Records shown:
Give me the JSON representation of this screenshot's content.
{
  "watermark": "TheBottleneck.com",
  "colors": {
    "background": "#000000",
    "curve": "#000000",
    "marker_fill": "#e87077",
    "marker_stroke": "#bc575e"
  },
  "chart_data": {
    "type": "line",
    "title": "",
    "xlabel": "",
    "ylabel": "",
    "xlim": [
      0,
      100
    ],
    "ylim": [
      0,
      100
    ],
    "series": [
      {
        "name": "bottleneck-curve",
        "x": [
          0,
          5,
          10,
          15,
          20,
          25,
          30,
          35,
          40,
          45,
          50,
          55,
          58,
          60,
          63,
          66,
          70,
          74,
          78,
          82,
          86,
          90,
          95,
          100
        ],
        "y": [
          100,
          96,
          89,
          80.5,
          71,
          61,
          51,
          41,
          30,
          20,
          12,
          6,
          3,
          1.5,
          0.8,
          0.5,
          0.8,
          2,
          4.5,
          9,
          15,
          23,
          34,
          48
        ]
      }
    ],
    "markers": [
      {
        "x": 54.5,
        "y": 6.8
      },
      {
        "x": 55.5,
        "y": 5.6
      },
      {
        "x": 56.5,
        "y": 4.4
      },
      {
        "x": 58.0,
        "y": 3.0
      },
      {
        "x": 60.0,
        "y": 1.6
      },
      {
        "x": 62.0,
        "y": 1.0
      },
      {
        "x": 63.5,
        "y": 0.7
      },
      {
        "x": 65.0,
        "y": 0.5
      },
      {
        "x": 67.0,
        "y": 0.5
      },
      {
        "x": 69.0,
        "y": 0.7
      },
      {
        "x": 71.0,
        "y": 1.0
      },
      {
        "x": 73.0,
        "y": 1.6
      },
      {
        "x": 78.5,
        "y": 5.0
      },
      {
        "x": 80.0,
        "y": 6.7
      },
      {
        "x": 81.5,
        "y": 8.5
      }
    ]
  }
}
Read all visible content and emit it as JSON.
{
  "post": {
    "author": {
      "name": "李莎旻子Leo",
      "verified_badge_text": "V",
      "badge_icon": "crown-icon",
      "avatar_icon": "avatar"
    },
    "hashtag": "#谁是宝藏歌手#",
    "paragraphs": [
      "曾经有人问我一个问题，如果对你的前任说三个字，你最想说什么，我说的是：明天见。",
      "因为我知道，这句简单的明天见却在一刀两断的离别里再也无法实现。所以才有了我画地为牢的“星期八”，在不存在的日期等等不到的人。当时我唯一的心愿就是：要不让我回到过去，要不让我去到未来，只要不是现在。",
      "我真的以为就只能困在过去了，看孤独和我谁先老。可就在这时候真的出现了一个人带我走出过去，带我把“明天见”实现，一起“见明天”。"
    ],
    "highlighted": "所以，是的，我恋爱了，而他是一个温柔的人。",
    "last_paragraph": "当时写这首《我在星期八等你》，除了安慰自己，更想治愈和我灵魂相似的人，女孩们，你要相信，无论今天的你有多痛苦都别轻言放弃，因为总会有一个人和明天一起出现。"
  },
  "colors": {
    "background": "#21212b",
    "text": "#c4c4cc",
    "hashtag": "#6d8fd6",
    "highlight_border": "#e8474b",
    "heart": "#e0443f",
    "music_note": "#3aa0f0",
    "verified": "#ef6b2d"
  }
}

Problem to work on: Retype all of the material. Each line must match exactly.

Exercise answer:
Give me the JSON representation of this screenshot's content.
{
  "watermark": "TheBottleneck.com",
  "colors": {
    "background": "#000000",
    "curve": "#000000",
    "marker_fill": "#e87077",
    "marker_stroke": "#bc575e"
  },
  "chart_data": {
    "type": "line",
    "title": "",
    "xlabel": "",
    "ylabel": "",
    "xlim": [
      0,
      100
    ],
    "ylim": [
      0,
      100
    ],
    "series": [
      {
        "name": "bottleneck-curve",
        "x": [
          0,
          5,
          10,
          15,
          20,
          25,
          30,
          35,
          40,
          45,
          50,
          55,
          58,
          60,
          63,
          66,
          70,
          74,
          78,
          82,
          86,
          90,
          95,
          100
        ],
        "y": [
          100,
          96,
          89,
          80.5,
          71,
          61,
          51,
          41,
          30,
          20,
          12,
          6,
          3,
          1.5,
          0.8,
          0.5,
          0.8,
          2,
          4.5,
          9,
          15,
          23,
          34,
          48
        ]
      }
    ],
    "markers": [
      {
        "x": 54.5,
        "y": 6.8
      },
      {
        "x": 55.5,
        "y": 5.6
      },
      {
        "x": 56.5,
        "y": 4.4
      },
      {
        "x": 58.0,
        "y": 3.0
      },
      {
        "x": 60.0,
        "y": 1.6
      },
      {
        "x": 62.0,
        "y": 1.0
      },
      {
        "x": 63.5,
        "y": 0.7
      },
      {
        "x": 65.0,
        "y": 0.5
      },
      {
        "x": 67.0,
        "y": 0.5
      },
      {
        "x": 69.0,
        "y": 0.7
      },
      {
        "x": 71.0,
        "y": 1.0
      },
      {
        "x": 73.0,
        "y": 1.6
      },
      {
        "x": 78.5,
        "y": 5.0
      },
      {
        "x": 80.0,
        "y": 6.7
      },
      {
        "x": 81.5,
        "y": 8.5
      }
    ]
  }
}
Read all visible content and emit it as JSON.
{
  "post": {
    "author": {
      "name": "李莎旻子Leo",
      "verified_badge_text": "V",
      "badge_icon": "crown-icon",
      "avatar_icon": "avatar"
    },
    "hashtag": "#谁是宝藏歌手#",
    "paragraphs": [
      "曾经有人问我一个问题，如果对你的前任说三个字，你最想说什么，我说的是：明天见。",
      "因为我知道，这句简单的明天见却在一刀两断的离别里再也无法实现。所以才有了我画地为牢的“星期八”，在不存在的日期等等不到的人。当时我唯一的心愿就是：要不让我回到过去，要不让我去到未来，只要不是现在。",
      "我真的以为就只能困在过去了，看孤独和我谁先老。可就在这时候真的出现了一个人带我走出过去，带我把“明天见”实现，一起“见明天”。"
    ],
    "highlighted": "所以，是的，我恋爱了，而他是一个温柔的人。",
    "last_paragraph": "当时写这首《我在星期八等你》，除了安慰自己，更想治愈和我灵魂相似的人，女孩们，你要相信，无论今天的你有多痛苦都别轻言放弃，因为总会有一个人和明天一起出现。"
  },
  "colors": {
    "background": "#21212b",
    "text": "#c4c4cc",
    "hashtag": "#6d8fd6",
    "highlight_border": "#e8474b",
    "heart": "#e0443f",
    "music_note": "#3aa0f0",
    "verified": "#ef6b2d"
  }
}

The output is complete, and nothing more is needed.